Are you running at the “speed of trust"? This concept, developed by management guru Stephen Covey, holds that the faster, and more effectively, you build trust, the better your results will be in terms of leadership, relationship, and connection.
For mental health and substance abuse professionals, accelerating the speed of trust and establishing leadership credibility is critical when engaging in clinical supervision (and, of course, with clients). These three steps will help guide you there:
1. Be There
This is important in any relationship, particularly when you are training or teaching. Dr. Cory Newman, director of the University of Pennsylvania’s Center for Cognitive Therapy, says about his supervisees, “Sometimes you have to go the extra mile to be present and to be available. I want to be there for them when they are facing a very critical decision.” How you show up as “present” depends on your boundaries and relationships, but empathy is always at the core.
2. Lead by Example
You want trainees to practice evidence-based, compassionate care standards. You want them to be open, honest, and unflinching. This starts with you. Be transparent. Utilize best practices. Model the behavior and attitudes that you want others to feel comfortable emulating. Leadership credibility is built on your actions and willingness to show the way.

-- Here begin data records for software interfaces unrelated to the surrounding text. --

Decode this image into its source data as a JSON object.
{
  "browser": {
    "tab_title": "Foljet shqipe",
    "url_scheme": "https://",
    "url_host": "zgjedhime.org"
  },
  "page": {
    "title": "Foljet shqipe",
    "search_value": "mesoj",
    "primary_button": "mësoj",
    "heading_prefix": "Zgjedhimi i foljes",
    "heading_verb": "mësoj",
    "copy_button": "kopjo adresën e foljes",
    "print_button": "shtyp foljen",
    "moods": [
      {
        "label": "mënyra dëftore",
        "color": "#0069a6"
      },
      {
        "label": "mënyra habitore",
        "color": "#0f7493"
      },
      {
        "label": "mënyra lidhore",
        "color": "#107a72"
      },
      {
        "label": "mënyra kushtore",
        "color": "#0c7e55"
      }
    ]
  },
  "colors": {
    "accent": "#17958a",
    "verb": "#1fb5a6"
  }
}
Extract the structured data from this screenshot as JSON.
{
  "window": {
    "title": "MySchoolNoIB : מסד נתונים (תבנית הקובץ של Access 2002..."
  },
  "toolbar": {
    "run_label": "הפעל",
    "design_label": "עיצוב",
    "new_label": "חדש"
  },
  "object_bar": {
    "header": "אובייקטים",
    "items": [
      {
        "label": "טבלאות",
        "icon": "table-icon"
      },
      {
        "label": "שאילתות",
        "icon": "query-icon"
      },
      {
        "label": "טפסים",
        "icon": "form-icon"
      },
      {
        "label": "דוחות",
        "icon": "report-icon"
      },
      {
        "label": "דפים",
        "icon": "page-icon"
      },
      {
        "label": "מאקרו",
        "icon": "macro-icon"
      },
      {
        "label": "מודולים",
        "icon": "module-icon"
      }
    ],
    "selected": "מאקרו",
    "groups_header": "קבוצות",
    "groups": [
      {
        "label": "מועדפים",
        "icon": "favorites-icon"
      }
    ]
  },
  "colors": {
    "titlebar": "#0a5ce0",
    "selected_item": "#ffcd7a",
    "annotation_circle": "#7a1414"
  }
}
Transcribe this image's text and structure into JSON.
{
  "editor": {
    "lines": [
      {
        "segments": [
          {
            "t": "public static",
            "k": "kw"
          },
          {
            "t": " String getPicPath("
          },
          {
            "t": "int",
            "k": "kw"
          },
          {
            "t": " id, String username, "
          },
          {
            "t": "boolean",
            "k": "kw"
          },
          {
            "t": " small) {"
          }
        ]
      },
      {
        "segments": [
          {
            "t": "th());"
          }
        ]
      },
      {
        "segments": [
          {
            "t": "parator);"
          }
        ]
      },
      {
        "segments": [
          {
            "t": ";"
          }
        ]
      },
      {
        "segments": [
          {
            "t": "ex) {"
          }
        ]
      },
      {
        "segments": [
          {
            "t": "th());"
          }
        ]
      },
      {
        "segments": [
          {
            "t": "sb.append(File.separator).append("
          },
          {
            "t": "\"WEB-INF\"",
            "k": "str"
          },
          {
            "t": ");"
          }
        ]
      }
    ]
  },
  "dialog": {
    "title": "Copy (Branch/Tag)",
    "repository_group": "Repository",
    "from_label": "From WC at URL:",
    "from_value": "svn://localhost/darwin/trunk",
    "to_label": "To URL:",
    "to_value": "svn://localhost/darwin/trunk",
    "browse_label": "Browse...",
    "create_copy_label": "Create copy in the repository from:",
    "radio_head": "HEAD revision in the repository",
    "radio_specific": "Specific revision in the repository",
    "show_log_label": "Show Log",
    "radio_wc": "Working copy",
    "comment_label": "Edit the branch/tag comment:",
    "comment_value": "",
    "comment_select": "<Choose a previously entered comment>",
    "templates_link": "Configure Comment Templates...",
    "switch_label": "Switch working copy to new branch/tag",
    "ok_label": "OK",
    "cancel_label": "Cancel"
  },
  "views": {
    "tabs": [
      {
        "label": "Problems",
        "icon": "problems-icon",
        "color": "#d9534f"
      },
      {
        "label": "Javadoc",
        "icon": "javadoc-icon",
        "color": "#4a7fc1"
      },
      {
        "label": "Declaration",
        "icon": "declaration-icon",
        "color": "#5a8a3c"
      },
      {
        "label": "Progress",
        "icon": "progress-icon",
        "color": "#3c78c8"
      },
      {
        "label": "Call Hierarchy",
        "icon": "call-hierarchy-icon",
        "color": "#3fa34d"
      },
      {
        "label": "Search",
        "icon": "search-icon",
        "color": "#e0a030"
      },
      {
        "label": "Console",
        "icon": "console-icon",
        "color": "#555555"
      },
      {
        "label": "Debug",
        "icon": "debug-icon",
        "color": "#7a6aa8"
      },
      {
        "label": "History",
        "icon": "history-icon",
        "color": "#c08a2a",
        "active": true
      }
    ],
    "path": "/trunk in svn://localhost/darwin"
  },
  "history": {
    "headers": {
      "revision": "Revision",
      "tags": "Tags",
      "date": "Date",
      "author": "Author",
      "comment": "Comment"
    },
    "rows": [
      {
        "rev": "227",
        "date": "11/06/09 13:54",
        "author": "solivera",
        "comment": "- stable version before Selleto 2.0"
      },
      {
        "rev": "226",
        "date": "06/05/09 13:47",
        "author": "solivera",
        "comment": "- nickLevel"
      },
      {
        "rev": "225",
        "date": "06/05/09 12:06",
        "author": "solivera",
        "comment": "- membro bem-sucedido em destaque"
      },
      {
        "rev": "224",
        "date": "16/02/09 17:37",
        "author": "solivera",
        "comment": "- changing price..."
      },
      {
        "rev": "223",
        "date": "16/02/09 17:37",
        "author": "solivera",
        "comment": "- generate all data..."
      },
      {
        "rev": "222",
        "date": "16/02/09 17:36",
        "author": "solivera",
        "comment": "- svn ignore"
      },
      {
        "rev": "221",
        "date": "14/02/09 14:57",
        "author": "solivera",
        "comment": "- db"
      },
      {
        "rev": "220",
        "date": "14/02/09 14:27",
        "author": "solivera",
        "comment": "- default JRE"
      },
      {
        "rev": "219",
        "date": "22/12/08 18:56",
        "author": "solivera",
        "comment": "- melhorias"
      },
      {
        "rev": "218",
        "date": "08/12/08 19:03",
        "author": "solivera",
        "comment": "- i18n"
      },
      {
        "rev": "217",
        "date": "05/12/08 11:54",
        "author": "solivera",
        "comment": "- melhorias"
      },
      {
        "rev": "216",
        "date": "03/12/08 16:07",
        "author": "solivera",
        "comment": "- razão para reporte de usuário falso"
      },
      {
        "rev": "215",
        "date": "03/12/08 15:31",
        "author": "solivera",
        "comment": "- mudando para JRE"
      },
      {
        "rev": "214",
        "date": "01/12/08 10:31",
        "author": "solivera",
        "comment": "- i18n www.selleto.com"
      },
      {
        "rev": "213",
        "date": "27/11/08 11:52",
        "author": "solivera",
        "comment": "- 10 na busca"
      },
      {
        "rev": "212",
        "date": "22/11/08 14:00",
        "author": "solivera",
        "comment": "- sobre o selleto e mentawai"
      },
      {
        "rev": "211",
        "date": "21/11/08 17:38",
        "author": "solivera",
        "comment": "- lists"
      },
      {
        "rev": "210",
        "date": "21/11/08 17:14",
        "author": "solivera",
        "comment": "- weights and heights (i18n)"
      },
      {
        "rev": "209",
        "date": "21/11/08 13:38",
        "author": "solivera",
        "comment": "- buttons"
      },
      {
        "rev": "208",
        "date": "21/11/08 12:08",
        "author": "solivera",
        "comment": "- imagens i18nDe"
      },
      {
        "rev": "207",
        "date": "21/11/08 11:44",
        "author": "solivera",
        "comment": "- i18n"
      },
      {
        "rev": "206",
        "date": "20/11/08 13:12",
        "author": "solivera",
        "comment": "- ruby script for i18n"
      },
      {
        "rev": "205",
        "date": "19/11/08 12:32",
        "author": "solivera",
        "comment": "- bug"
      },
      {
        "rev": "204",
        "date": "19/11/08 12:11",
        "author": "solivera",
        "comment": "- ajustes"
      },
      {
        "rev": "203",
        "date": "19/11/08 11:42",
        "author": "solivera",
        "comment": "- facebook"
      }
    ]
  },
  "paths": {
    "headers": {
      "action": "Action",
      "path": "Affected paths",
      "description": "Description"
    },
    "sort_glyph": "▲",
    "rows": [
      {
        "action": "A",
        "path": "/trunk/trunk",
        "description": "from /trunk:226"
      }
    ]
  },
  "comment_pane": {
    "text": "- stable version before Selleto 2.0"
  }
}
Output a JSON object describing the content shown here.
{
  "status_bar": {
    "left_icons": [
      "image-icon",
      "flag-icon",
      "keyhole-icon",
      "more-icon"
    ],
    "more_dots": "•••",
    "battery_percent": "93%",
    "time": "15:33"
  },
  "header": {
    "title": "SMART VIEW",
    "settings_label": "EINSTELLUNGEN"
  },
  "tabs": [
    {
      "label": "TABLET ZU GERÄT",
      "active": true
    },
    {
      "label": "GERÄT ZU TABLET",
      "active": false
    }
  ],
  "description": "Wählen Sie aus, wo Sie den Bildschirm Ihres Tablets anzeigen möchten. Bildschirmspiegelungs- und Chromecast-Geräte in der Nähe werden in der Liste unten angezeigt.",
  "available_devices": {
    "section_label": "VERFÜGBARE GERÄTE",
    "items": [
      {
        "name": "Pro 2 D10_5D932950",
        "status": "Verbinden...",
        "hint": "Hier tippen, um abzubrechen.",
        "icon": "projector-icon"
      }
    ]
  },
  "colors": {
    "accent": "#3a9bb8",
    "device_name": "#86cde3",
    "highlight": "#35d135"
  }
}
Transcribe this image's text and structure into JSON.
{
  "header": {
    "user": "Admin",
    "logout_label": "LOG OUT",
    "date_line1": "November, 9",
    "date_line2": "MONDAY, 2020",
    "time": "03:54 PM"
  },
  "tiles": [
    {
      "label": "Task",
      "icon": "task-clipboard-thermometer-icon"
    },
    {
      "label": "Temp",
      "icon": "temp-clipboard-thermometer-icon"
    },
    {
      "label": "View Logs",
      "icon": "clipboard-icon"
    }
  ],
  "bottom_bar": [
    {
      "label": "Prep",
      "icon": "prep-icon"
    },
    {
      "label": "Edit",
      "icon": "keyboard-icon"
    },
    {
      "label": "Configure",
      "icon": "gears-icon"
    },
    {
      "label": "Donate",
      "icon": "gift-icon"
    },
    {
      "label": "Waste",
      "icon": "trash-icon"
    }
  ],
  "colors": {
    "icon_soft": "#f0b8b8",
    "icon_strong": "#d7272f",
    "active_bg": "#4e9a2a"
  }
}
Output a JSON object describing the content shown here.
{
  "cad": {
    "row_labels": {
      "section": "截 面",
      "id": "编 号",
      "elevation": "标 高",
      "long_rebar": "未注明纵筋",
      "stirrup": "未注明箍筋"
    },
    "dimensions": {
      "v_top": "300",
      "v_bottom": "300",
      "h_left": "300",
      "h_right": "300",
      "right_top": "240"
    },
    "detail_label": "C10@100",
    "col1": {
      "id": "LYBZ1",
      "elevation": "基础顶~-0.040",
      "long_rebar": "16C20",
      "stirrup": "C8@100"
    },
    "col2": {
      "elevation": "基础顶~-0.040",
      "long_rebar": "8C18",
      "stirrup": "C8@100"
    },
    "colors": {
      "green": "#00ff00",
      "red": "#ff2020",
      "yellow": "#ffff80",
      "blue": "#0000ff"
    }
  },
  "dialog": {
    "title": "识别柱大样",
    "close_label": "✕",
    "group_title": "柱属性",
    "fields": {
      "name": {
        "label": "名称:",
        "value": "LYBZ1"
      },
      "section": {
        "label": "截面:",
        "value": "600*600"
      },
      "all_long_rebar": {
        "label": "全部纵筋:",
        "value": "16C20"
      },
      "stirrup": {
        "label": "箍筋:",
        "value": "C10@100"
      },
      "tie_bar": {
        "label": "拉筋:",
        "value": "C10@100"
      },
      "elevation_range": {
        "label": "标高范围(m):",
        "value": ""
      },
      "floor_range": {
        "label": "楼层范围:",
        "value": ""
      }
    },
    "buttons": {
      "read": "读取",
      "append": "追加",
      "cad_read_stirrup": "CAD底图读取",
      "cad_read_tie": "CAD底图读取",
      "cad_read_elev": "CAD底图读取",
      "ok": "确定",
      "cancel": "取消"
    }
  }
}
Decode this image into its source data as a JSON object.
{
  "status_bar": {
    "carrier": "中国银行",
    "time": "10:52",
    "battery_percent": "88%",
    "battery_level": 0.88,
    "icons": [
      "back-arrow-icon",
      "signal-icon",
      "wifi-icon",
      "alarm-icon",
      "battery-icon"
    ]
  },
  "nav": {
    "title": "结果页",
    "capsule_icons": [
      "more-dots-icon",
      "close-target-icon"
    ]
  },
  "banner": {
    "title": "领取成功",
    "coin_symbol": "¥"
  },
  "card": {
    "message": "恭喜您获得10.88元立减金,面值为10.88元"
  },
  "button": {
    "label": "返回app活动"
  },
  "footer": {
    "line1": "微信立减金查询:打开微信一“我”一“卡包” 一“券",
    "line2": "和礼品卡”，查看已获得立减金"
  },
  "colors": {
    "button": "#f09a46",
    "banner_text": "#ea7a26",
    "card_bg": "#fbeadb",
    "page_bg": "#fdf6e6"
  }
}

Dr. Judith Beck, director of the Beck Institute for Cognitive Therapy and Research and clinical associate professor at the University of Pennsylvania, does this by conducting conscientious supervision sessions. She and her trainees set an agenda, agree on assignments, and engage in mutual feedback. “I directly model what I would like them to do in a therapy session.”
3. Have the Hard Conversations
A significant challenge in clinical supervision settings is delivering difficult feedback in terms of client care or performance. In fact, many supervisors shy away from doing so. This only causes the work, and the relationship, to suffer. It is like a CEO failing to call out sub-par performance and allowing it to continue draining the company’s resources and energy.
Don't avoid the hard conversations. Have them. Again, this is modeling what trainees will likely encounter in their working life, so position it as a learning experience. No judgment -- just an excellent opportunity to grow.
Ultimately, trainees who can hear this feedback and integrate suggestions will only be the better for it. They will also respect you more as a leader. However, leaders have to go a step beyond this -- holding supervisees accountable.
Better Outcomes Now offers a way to seamlessly integrate these conversations into clinical supervision meetings. Supervisors have an “at-a-glance” view of those clients on a supervisee’s caseload who are not benefiting from services and can then prioritize those clients for discussion. This gives clients a voice in the services they are receiving, even in a supervisory context, and offers opportunities for supervisors to brainstorm and role play ideas for the next session -- ultimately, holding clinicians accountable for the services they deliver.